By Madeleine Stebbins
Madeleine Stebbins is the author of Looking at a Masterpiece and Let’s Look at a Masterpiece: Classic Art to Cherish with a Child. These poignant works bring timeless truths to life through the beauty of art.
This fresco of the Visitation by Giotto speaks in the language of the Bible, specifically of the Gospels. In a few sparse words it tells us the essentials and carries within itself the content of divine Revelation. There are no ornaments or descriptions, no flamboyant gestures or rhetoric. Like Scripture, this fresco has an inspired simplicity. It gets to the heart of the event.
It is amazing how Giotto is able to say so much with such few means. He, the great painter of the life of St. Francis of Assisi, was a third order Franciscan.

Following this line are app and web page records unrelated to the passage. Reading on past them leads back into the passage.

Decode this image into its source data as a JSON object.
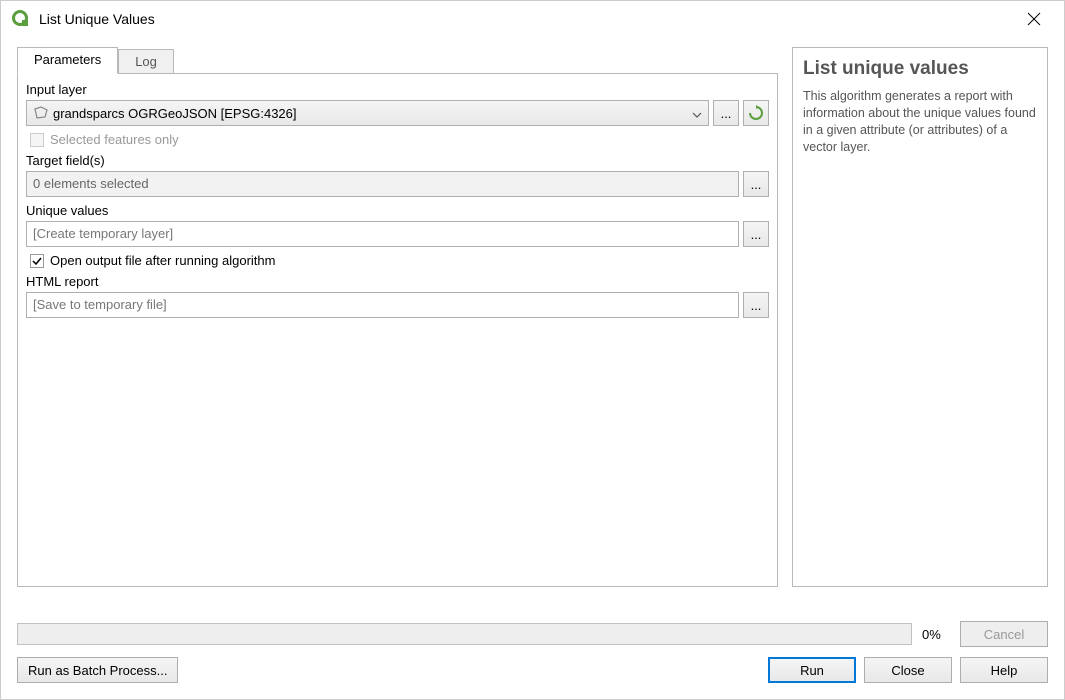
{
  "window": {
    "title": "List Unique Values"
  },
  "tabs": {
    "parameters": "Parameters",
    "log": "Log"
  },
  "labels": {
    "input_layer": "Input layer",
    "selected_only": "Selected features only",
    "target_fields": "Target field(s)",
    "unique_values": "Unique values",
    "open_output": "Open output file after running algorithm",
    "html_report": "HTML report"
  },
  "values": {
    "input_layer": "grandsparcs OGRGeoJSON [EPSG:4326]",
    "target_fields": "0 elements selected",
    "unique_values_placeholder": "[Create temporary layer]",
    "html_report_placeholder": "[Save to temporary file]"
  },
  "buttons": {
    "ellipsis": "...",
    "cancel": "Cancel",
    "batch": "Run as Batch Process...",
    "run": "Run",
    "close": "Close",
    "help": "Help"
  },
  "help": {
    "title": "List unique values",
    "text": "This algorithm generates a report with information about the unique values found in a given attribute (or attributes) of a vector layer."
  },
  "progress": {
    "percent": "0%"
  }
}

His style, in its poverty of means, is related to the Franciscan spirit of asceticism, tenderness, ardor, and unadorned naturalness.
Here are two pregnant women, Mary and Elizabeth. By a singular grace from the Holy Spirit, the unborn child John the Baptist first receives the revelation of the Messiah’s presence. He leaps in the womb, and through the intimate union of mother and child, “Elizabeth was filled with the Holy Spirit” and recognized “the mother of [her] Lord” (Luke 1:41, 43). Elizabeth receives this grace through the medium of her unborn child. If a pregnant woman is conscious night and day of the child under her heart, how immeasurably more is this so with the Blessed Mother, who carried God’s Son within her. We see in her an inner absorption, a contemplation of God, out of which pours forth her exultant Magnificat (Luke 1:46–55). She foretells that all generations shall call her blessed (Luke 1:48).
Mary is pictured in her regal role, solemnly aware that she is the Mother of God (Theotokos in Greek). Her expression suggests that she is profoundly moved and humbled by that fact, and she gives God the glory: “He who is mighty has done great things for me, and holy is his name.” She is queen, without pomp and circumstance, but with incomparable dignity and spiritual majesty. “She found her dignity and vocation not in power but in humility,” wrote Emily Stimpson. Mary’s posture conveys mercy.
Giotto’s genius condenses the drama of that moment into its fundamentals. Elizabeth recognizes Mary as “blessed . . . among women, and blessed is the fruit of [her] womb” (Luke 1:42). She looks up to Mary with devotion and wonderment. It is the model for the veneration (hyperdulia) that Catholic Christians have toward the Blessed Mother, which The Catechism of the Catholic Church says “differs essentially from . . . adoration” (971). In Mary’s face and in the unusual red color of the tunic (the liturgical color of the blood of martyrs) is a premonition of the suffering to come. The two women embrace, indicating their intimate bond and mutual support, serving each other.
The other women attendants, not yet fully let in on the great secret, stand outside the inner circle. This fresco gives us a powerful insight into the vocation and election of women. Great things are confided to women. They are called in a special way to be receptive vessels who spiritually carry the redemptive word in their hearts (see Luke 2:51), even as Mary also carried Him physically. It is a vocation to love and to spiritual motherhood. In The Privilege of Being a Woman, Alice von Hildebrand writes, “Women are actually granted a privileged position in the economy of redemption.” Their “mission traditionally has been to serve, following thereby Our Lord, who said, ‘I have not come to be served but to serve.’”